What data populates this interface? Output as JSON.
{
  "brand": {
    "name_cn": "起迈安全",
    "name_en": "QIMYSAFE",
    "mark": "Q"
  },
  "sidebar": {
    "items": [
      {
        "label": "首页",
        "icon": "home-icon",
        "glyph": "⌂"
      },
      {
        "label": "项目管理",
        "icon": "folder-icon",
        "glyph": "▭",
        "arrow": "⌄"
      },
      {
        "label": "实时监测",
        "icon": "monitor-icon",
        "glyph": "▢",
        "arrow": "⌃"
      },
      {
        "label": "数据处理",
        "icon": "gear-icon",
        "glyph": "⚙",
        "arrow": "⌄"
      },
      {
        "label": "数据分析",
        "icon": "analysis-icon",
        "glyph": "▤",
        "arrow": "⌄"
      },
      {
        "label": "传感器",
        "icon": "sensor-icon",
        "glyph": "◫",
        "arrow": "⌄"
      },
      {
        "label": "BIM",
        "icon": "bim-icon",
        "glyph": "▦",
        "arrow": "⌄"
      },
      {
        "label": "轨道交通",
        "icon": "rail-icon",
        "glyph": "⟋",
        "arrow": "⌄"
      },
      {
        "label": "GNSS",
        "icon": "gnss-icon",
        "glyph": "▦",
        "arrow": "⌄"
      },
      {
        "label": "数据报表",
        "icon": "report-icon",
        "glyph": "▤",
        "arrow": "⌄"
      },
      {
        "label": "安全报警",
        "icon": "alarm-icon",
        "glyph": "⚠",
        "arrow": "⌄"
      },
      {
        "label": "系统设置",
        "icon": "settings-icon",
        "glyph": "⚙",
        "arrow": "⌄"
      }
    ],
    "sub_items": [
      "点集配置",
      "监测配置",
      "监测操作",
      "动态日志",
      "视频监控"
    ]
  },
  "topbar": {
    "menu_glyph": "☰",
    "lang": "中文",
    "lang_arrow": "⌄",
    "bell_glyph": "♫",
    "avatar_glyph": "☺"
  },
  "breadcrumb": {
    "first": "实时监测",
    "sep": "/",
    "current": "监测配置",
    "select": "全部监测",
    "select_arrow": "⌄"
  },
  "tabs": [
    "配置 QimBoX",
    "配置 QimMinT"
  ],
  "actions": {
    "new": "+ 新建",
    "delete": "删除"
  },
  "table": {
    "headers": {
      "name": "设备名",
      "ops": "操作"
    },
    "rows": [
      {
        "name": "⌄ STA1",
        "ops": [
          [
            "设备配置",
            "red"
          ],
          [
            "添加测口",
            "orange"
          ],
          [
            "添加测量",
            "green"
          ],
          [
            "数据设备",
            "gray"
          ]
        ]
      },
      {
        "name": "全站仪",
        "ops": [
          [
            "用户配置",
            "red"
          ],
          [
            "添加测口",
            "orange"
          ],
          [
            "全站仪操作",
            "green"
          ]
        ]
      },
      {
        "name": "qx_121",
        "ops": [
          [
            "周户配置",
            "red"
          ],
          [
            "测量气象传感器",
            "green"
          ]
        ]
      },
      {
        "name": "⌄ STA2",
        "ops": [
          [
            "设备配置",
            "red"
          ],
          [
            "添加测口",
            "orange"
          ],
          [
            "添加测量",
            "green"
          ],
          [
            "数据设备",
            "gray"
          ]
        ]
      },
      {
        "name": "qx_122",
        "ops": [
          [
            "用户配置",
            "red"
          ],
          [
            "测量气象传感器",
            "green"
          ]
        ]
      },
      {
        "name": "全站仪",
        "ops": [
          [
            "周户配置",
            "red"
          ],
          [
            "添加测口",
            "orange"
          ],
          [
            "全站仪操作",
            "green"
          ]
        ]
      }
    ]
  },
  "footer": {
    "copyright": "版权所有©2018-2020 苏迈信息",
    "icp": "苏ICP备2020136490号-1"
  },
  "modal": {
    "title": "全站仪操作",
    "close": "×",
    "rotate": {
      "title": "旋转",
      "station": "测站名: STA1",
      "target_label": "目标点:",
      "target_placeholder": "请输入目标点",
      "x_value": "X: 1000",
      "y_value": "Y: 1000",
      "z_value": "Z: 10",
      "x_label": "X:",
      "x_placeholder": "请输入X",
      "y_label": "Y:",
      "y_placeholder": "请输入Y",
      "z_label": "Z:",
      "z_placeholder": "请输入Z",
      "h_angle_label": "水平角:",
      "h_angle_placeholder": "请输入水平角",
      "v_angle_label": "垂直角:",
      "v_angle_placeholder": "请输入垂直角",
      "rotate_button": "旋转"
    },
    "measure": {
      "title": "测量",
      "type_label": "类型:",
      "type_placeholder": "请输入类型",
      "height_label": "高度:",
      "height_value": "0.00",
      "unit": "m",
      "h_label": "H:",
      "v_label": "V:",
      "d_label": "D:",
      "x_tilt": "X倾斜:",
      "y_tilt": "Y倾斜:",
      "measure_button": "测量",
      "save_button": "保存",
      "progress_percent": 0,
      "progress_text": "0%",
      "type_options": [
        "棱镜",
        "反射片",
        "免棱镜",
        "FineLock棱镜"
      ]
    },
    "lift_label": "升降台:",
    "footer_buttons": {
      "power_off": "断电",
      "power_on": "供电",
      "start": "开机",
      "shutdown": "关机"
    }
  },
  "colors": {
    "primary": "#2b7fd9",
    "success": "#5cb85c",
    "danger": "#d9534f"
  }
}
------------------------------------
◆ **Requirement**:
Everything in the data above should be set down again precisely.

◆ **Solution to this exercise**:
What data populates this interface? Output as JSON.
{
  "brand": {
    "name_cn": "起迈安全",
    "name_en": "QIMYSAFE",
    "mark": "Q"
  },
  "sidebar": {
    "items": [
      {
        "label": "首页",
        "icon": "home-icon",
        "glyph": "⌂"
      },
      {
        "label": "项目管理",
        "icon": "folder-icon",
        "glyph": "▭",
        "arrow": "⌄"
      },
      {
        "label": "实时监测",
        "icon": "monitor-icon",
        "glyph": "▢",
        "arrow": "⌃"
      },
      {
        "label": "数据处理",
        "icon": "gear-icon",
        "glyph": "⚙",
        "arrow": "⌄"
      },
      {
        "label": "数据分析",
        "icon": "analysis-icon",
        "glyph": "▤",
        "arrow": "⌄"
      },
      {
        "label": "传感器",
        "icon": "sensor-icon",
        "glyph": "◫",
        "arrow": "⌄"
      },
      {
        "label": "BIM",
        "icon": "bim-icon",
        "glyph": "▦",
        "arrow": "⌄"
      },
      {
        "label": "轨道交通",
        "icon": "rail-icon",
        "glyph": "⟋",
        "arrow": "⌄"
      },
      {
        "label": "GNSS",
        "icon": "gnss-icon",
        "glyph": "▦",
        "arrow": "⌄"
      },
      {
        "label": "数据报表",
        "icon": "report-icon",
        "glyph": "▤",
        "arrow": "⌄"
      },
      {
        "label": "安全报警",
        "icon": "alarm-icon",
        "glyph": "⚠",
        "arrow": "⌄"
      },
      {
        "label": "系统设置",
        "icon": "settings-icon",
        "glyph": "⚙",
        "arrow": "⌄"
      }
    ],
    "sub_items": [
      "点集配置",
      "监测配置",
      "监测操作",
      "动态日志",
      "视频监控"
    ]
  },
  "topbar": {
    "menu_glyph": "☰",
    "lang": "中文",
    "lang_arrow": "⌄",
    "bell_glyph": "♫",
    "avatar_glyph": "☺"
  },
  "breadcrumb": {
    "first": "实时监测",
    "sep": "/",
    "current": "监测配置",
    "select": "全部监测",
    "select_arrow": "⌄"
  },
  "tabs": [
    "配置 QimBoX",
    "配置 QimMinT"
  ],
  "actions": {
    "new": "+ 新建",
    "delete": "删除"
  },
  "table": {
    "headers": {
      "name": "设备名",
      "ops": "操作"
    },
    "rows": [
      {
        "name": "⌄ STA1",
        "ops": [
          [
            "设备配置",
            "red"
          ],
          [
            "添加测口",
            "orange"
          ],
          [
            "添加测量",
            "green"
          ],
          [
            "数据设备",
            "gray"
          ]
        ]
      },
      {
        "name": "全站仪",
        "ops": [
          [
            "用户配置",
            "red"
          ],
          [
            "添加测口",
            "orange"
          ],
          [
            "全站仪操作",
            "green"
          ]
        ]
      },
      {
        "name": "qx_121",
        "ops": [
          [
            "周户配置",
            "red"
          ],
          [
            "测量气象传感器",
            "green"
          ]
        ]
      },
      {
        "name": "⌄ STA2",
        "ops": [
          [
            "设备配置",
            "red"
          ],
          [
            "添加测口",
            "orange"
          ],
          [
            "添加测量",
            "green"
          ],
          [
            "数据设备",
            "gray"
          ]
        ]
      },
      {
        "name": "qx_122",
        "ops": [
          [
            "用户配置",
            "red"
          ],
          [
            "测量气象传感器",
            "green"
          ]
        ]
      },
      {
        "name": "全站仪",
        "ops": [
          [
            "周户配置",
            "red"
          ],
          [
            "添加测口",
            "orange"
          ],
          [
            "全站仪操作",
            "green"
          ]
        ]
      }
    ]
  },
  "footer": {
    "copyright": "版权所有©2018-2020 苏迈信息",
    "icp": "苏ICP备2020136490号-1"
  },
  "modal": {
    "title": "全站仪操作",
    "close": "×",
    "rotate": {
      "title": "旋转",
      "station": "测站名: STA1",
      "target_label": "目标点:",
      "target_placeholder": "请输入目标点",
      "x_value": "X: 1000",
      "y_value": "Y: 1000",
      "z_value": "Z: 10",
      "x_label": "X:",
      "x_placeholder": "请输入X",
      "y_label": "Y:",
      "y_placeholder": "请输入Y",
      "z_label": "Z:",
      "z_placeholder": "请输入Z",
      "h_angle_label": "水平角:",
      "h_angle_placeholder": "请输入水平角",
      "v_angle_label": "垂直角:",
      "v_angle_placeholder": "请输入垂直角",
      "rotate_button": "旋转"
    },
    "measure": {
      "title": "测量",
      "type_label": "类型:",
      "type_placeholder": "请输入类型",
      "height_label": "高度:",
      "height_value": "0.00",
      "unit": "m",
      "h_label": "H:",
      "v_label": "V:",
      "d_label": "D:",
      "x_tilt": "X倾斜:",
      "y_tilt": "Y倾斜:",
      "measure_button": "测量",
      "save_button": "保存",
      "progress_percent": 0,
      "progress_text": "0%",
      "type_options": [
        "棱镜",
        "反射片",
        "免棱镜",
        "FineLock棱镜"
      ]
    },
    "lift_label": "升降台:",
    "footer_buttons": {
      "power_off": "断电",
      "power_on": "供电",
      "start": "开机",
      "shutdown": "关机"
    }
  },
  "colors": {
    "primary": "#2b7fd9",
    "success": "#5cb85c",
    "danger": "#d9534f"
  }
}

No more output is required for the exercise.